Bavarian Nordic Awarded Contract from the U.S. Government to Advance the Development of new MVA-BN® based vaccines

KVISTGAARD, Denmark, June 18, 2012 - Bavarian Nordic A/S (OMX: BAVA) today announced that it has received a contract from the National Institute of Allergy and Infectious Diseases (NIAID), part of the National Institutes of Health, valued up to USD 17.9 million over five years. This new contract will support the advanced development of candidate vaccine components and technologies that accelerate the immune response for use in post-event settings following the intentional release of pathogens that are considered a threat to public health.

Under the contract, Bavarian Nordic will evaluate several novel technologies to accelerate and/or enhance the immune response to a combined smallpox and Marburg virus vaccine based on MVA-BN®.Although both diseases are considered priority pathogens by the US government, if successful, the new technologies would have benefits for all MVA-BN®-based vaccines for infectious disease and cancer. Under the 2 year base period of the contract, valued at USD 4.4 million, Bavarian Nordic would evaluate several candidate vaccines in preclinical studies. This may be followed by GMP production and a Phase I clinical trial for the lead candidate that will be performed under several contract options that may be exercised until the end of the contract in 2017.

The contract does not affect the company's expectations for the 2012 full year results.
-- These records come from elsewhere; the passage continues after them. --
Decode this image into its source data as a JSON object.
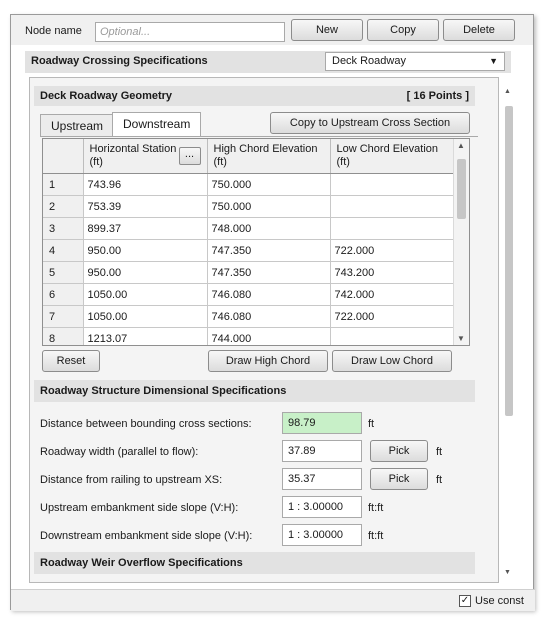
{
  "top": {
    "node_label": "Node name",
    "node_placeholder": "Optional...",
    "new_label": "New",
    "copy_label": "Copy",
    "delete_label": "Delete"
  },
  "roadway": {
    "title": "Roadway Crossing Specifications",
    "type_value": "Deck Roadway"
  },
  "geometry": {
    "title": "Deck Roadway Geometry",
    "points": "[ 16 Points ]",
    "tabs": [
      "Upstream",
      "Downstream"
    ],
    "active_tab": "Downstream",
    "copy_button": "Copy to Upstream Cross Section",
    "columns": [
      "Horizontal Station (ft)",
      "High Chord Elevation (ft)",
      "Low Chord Elevation (ft)"
    ],
    "ellipsis": "...",
    "rows": [
      {
        "n": "1",
        "station": "743.96",
        "high": "750.000",
        "low": ""
      },
      {
        "n": "2",
        "station": "753.39",
        "high": "750.000",
        "low": ""
      },
      {
        "n": "3",
        "station": "899.37",
        "high": "748.000",
        "low": ""
      },
      {
        "n": "4",
        "station": "950.00",
        "high": "747.350",
        "low": "722.000"
      },
      {
        "n": "5",
        "station": "950.00",
        "high": "747.350",
        "low": "743.200"
      },
      {
        "n": "6",
        "station": "1050.00",
        "high": "746.080",
        "low": "742.000"
      },
      {
        "n": "7",
        "station": "1050.00",
        "high": "746.080",
        "low": "722.000"
      },
      {
        "n": "8",
        "station": "1213.07",
        "high": "744.000",
        "low": ""
      }
    ],
    "reset_button": "Reset",
    "draw_high_button": "Draw High Chord",
    "draw_low_button": "Draw Low Chord"
  },
  "structure": {
    "title": "Roadway Structure Dimensional Specifications",
    "fields": [
      {
        "label": "Distance between bounding cross sections:",
        "value": "98.79",
        "unit": "ft",
        "pick": ""
      },
      {
        "label": "Roadway width (parallel to flow):",
        "value": "37.89",
        "unit": "ft",
        "pick": "Pick"
      },
      {
        "label": "Distance from railing to upstream XS:",
        "value": "35.37",
        "unit": "ft",
        "pick": "Pick"
      },
      {
        "label": "Upstream embankment side slope (V:H):",
        "value": "1 : 3.00000",
        "unit": "ft:ft",
        "pick": ""
      },
      {
        "label": "Downstream embankment side slope (V:H):",
        "value": "1 : 3.00000",
        "unit": "ft:ft",
        "pick": ""
      }
    ]
  },
  "weir": {
    "title": "Roadway Weir Overflow Specifications"
  },
  "bottom": {
    "checkbox_label": "Use const"
  },
  "colors": {
    "highlight_field": "#c8f0c8",
    "section_bg": "#e2e2e2"
  }
}
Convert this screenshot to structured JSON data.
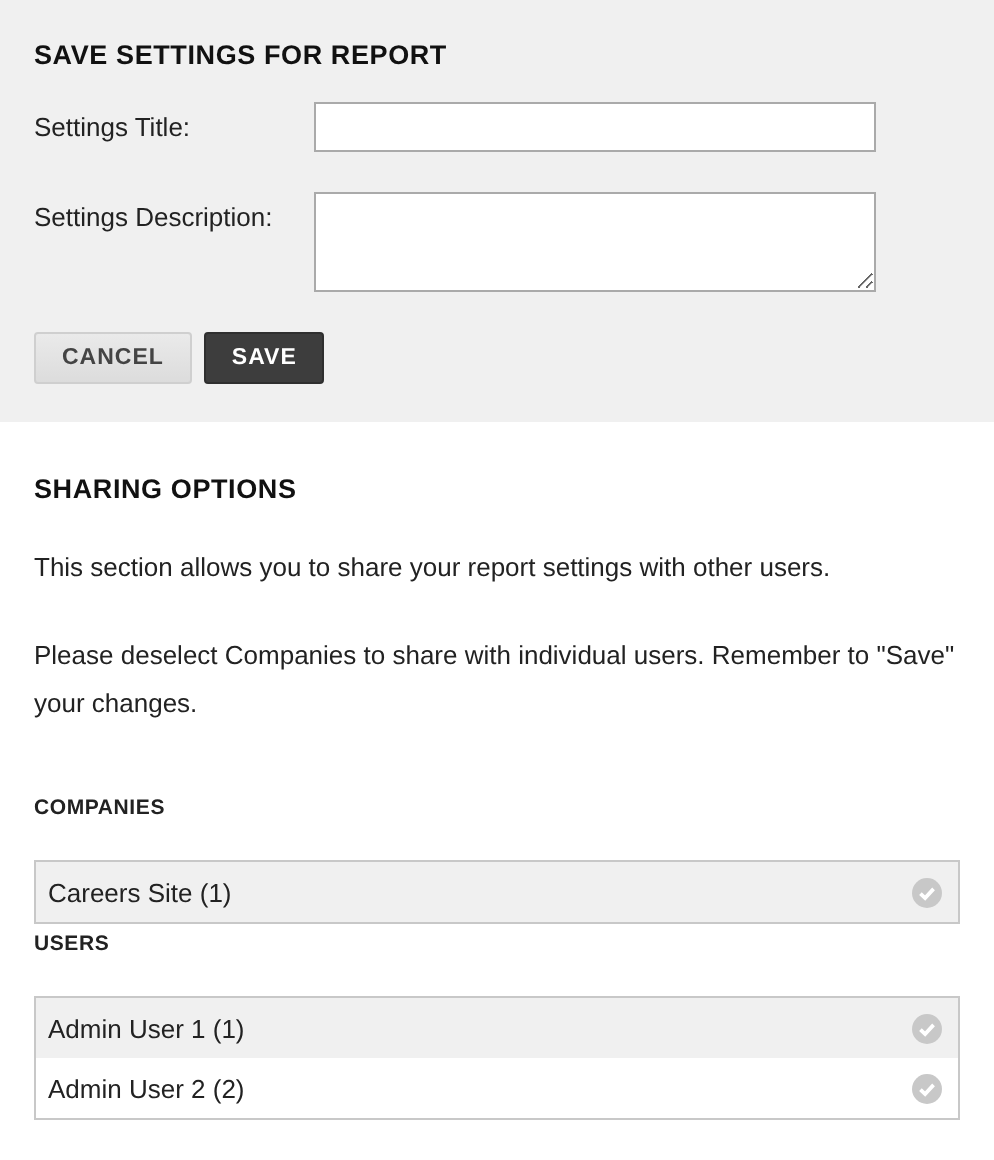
{
  "save_panel": {
    "title": "SAVE SETTINGS FOR REPORT",
    "fields": [
      {
        "label": "Settings Title:",
        "kind": "input"
      },
      {
        "label": "Settings Description:",
        "kind": "textarea"
      }
    ],
    "buttons": [
      {
        "label": "CANCEL",
        "kind": "secondary"
      },
      {
        "label": "SAVE",
        "kind": "primary"
      }
    ]
  },
  "sharing": {
    "title": "SHARING OPTIONS",
    "paragraphs": [
      "This section allows you to share your report settings with other users.",
      "Please deselect Companies to share with individual users. Remember to \"Save\" your changes."
    ],
    "groups": [
      {
        "heading": "COMPANIES",
        "items": [
          "Careers Site (1)"
        ]
      },
      {
        "heading": "USERS",
        "items": [
          "Admin User 1 (1)",
          "Admin User 2 (2)"
        ]
      }
    ]
  }
}
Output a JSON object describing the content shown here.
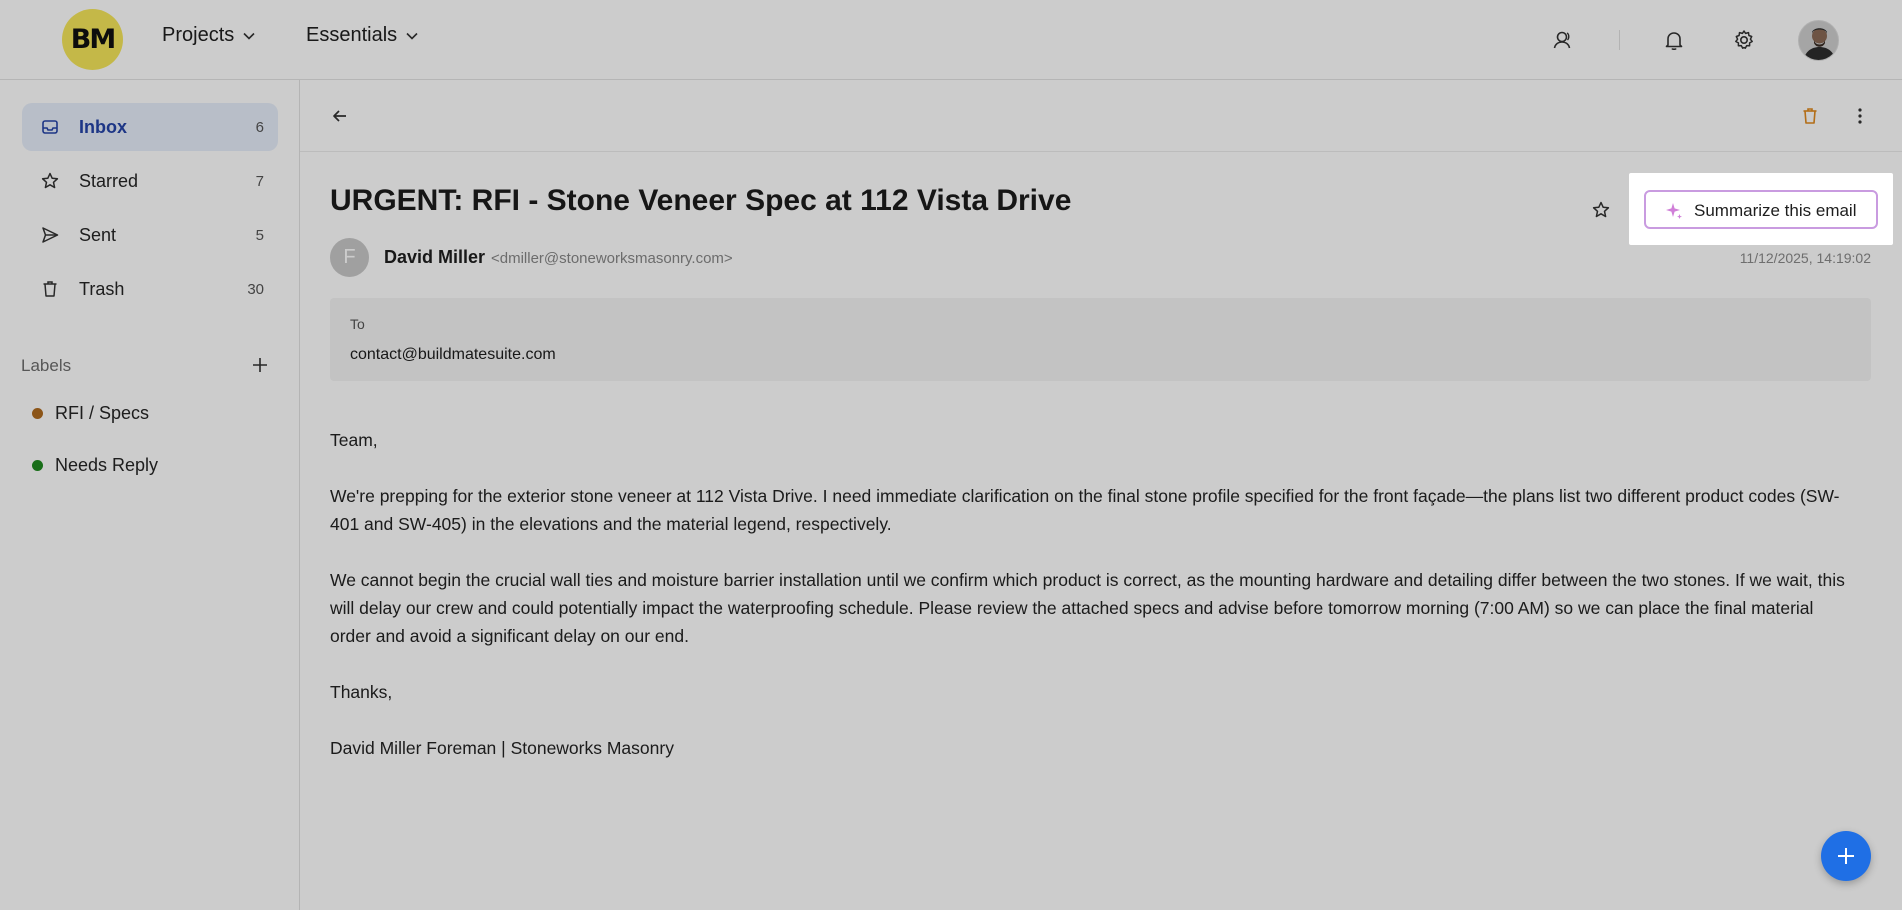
{
  "app": {
    "logo_text": "BM"
  },
  "header": {
    "menus": [
      {
        "label": "Projects"
      },
      {
        "label": "Essentials"
      }
    ],
    "icons": [
      "contacts-icon",
      "bell-icon",
      "gear-icon",
      "avatar"
    ]
  },
  "sidebar": {
    "items": [
      {
        "label": "Inbox",
        "count": "6",
        "icon": "inbox-icon",
        "active": true
      },
      {
        "label": "Starred",
        "count": "7",
        "icon": "star-icon"
      },
      {
        "label": "Sent",
        "count": "5",
        "icon": "send-icon"
      },
      {
        "label": "Trash",
        "count": "30",
        "icon": "trash-icon"
      }
    ],
    "labels_title": "Labels",
    "labels": [
      {
        "label": "RFI / Specs",
        "color": "#b06b1f"
      },
      {
        "label": "Needs Reply",
        "color": "#1e8a1e"
      }
    ]
  },
  "email": {
    "subject": "URGENT: RFI - Stone Veneer Spec at 112 Vista Drive",
    "sender_initial": "F",
    "sender_name": "David Miller",
    "sender_email": "<dmiller@stoneworksmasonry.com>",
    "timestamp": "11/12/2025, 14:19:02",
    "to_label": "To",
    "to_value": "contact@buildmatesuite.com",
    "summarize_label": "Summarize this email",
    "body": [
      "Team,",
      "We're prepping for the exterior stone veneer at 112 Vista Drive. I need immediate clarification on the final stone profile specified for the front façade—the plans list two different product codes (SW-401 and SW-405) in the elevations and the material legend, respectively.",
      "We cannot begin the crucial wall ties and moisture barrier installation until we confirm which product is correct, as the mounting hardware and detailing differ between the two stones. If we wait, this will delay our crew and could potentially impact the waterproofing schedule. Please review the attached specs and advise before tomorrow morning (7:00 AM) so we can place the final material order and avoid a significant delay on our end.",
      "Thanks,",
      "David Miller Foreman | Stoneworks Masonry"
    ]
  },
  "colors": {
    "accent": "#2544a8",
    "fab": "#1f6fe5",
    "trash_action": "#e08a1e",
    "summarize_border": "#c99be0",
    "logo_bg": "#f6e75a"
  }
}
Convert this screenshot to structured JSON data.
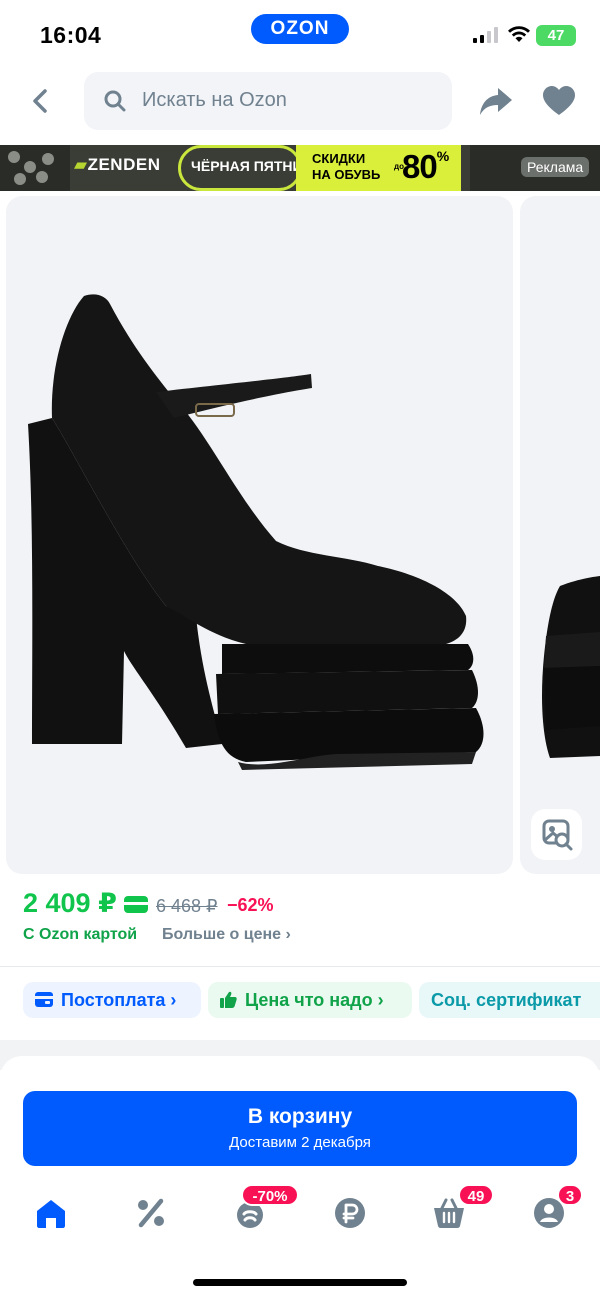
{
  "status_bar": {
    "time": "16:04",
    "brand_pill": "OZON",
    "battery": "47"
  },
  "nav": {
    "search_placeholder": "Искать на Ozon"
  },
  "ad_banner": {
    "brand": "ZENDEN",
    "event": "ЧЁРНАЯ ПЯТНИЦА",
    "discount_line1": "СКИДКИ",
    "discount_line2": "НА ОБУВЬ",
    "discount_prefix": "до",
    "discount_value": "80",
    "discount_unit": "%",
    "label": "Реклама"
  },
  "product": {
    "price_now": "2 409 ₽",
    "price_old": "6 468 ₽",
    "discount": "−62%",
    "card_caption": "С Ozon картой",
    "more_about_price": "Больше о цене ›"
  },
  "chips": [
    {
      "label": "Постоплата ›",
      "icon": "wallet-icon"
    },
    {
      "label": "Цена что надо ›",
      "icon": "thumbs-up-icon"
    },
    {
      "label": "Соц. сертификат",
      "icon": null
    }
  ],
  "cart_button": {
    "title": "В корзину",
    "subtitle": "Доставим 2 декабря"
  },
  "tabbar": {
    "items": [
      {
        "name": "home-icon"
      },
      {
        "name": "percent-icon"
      },
      {
        "name": "fresh-icon",
        "badge": "-70%"
      },
      {
        "name": "ruble-icon"
      },
      {
        "name": "cart-icon",
        "badge": "49"
      },
      {
        "name": "profile-icon",
        "badge": "3"
      }
    ]
  },
  "colors": {
    "brand_blue": "#005bff",
    "price_green": "#10c44c",
    "discount_red": "#f91155"
  }
}
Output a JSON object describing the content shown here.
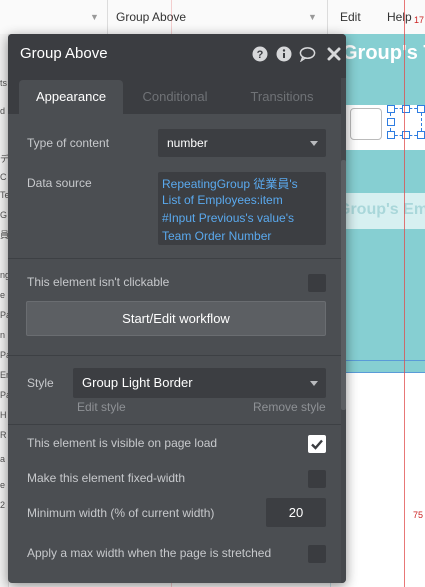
{
  "topbar": {
    "element_label": "Group Above",
    "menu_edit": "Edit",
    "menu_help": "Help"
  },
  "canvas": {
    "header_text": "Group's T",
    "sub_header_text": "Group's Emp",
    "ruler_top": "17",
    "ruler_mid": "75",
    "left_strip_glyphs": [
      "ts",
      "d",
      "デ",
      "C",
      "Te",
      "G",
      "員",
      "ng",
      "e",
      "Pa",
      "n",
      "Pa",
      "En",
      "Pa",
      "H",
      "R",
      "a",
      "e",
      "2"
    ]
  },
  "panel": {
    "title": "Group Above",
    "icons": [
      "question-icon",
      "info-icon",
      "comment-icon",
      "close-icon"
    ],
    "tabs": [
      {
        "label": "Appearance",
        "active": true
      },
      {
        "label": "Conditional",
        "active": false
      },
      {
        "label": "Transitions",
        "active": false
      }
    ],
    "type_of_content_label": "Type of content",
    "type_of_content_value": "number",
    "data_source_label": "Data source",
    "data_source_lines": [
      "RepeatingGroup 従業員's",
      "List of Employees:item",
      "#Input Previous's value's",
      "Team Order Number"
    ],
    "not_clickable_label": "This element isn't clickable",
    "not_clickable_checked": false,
    "workflow_button": "Start/Edit workflow",
    "style_label": "Style",
    "style_value": "Group Light Border",
    "edit_style": "Edit style",
    "remove_style": "Remove style",
    "visible_label": "This element is visible on page load",
    "visible_checked": true,
    "fixed_width_label": "Make this element fixed-width",
    "fixed_width_checked": false,
    "min_width_label": "Minimum width (% of current width)",
    "min_width_value": "20",
    "max_width_label": "Apply a max width when the page is stretched",
    "max_width_checked": false
  },
  "colors": {
    "panel_bg": "#4b4e52",
    "panel_header": "#3b3d41",
    "link_blue": "#5aa9ee",
    "canvas_teal": "#86cfd2"
  }
}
Anders Hedegaard, President & CEO commented: "This is the first major award the company has received for a recombinant MVA-BN® based vaccine and is a recognition of the huge potential of MVA-BN® as a vaccine vector for infectious diseases and cancer. This contract broadens our collaboration with the US Government and we are excited to explore the opportunity to expand the scope of application for our MVA-BN® technology platform, which we have successfully developed through our contracts with the U.S. Government to develop our IMVAMUNE® smallpox vaccine"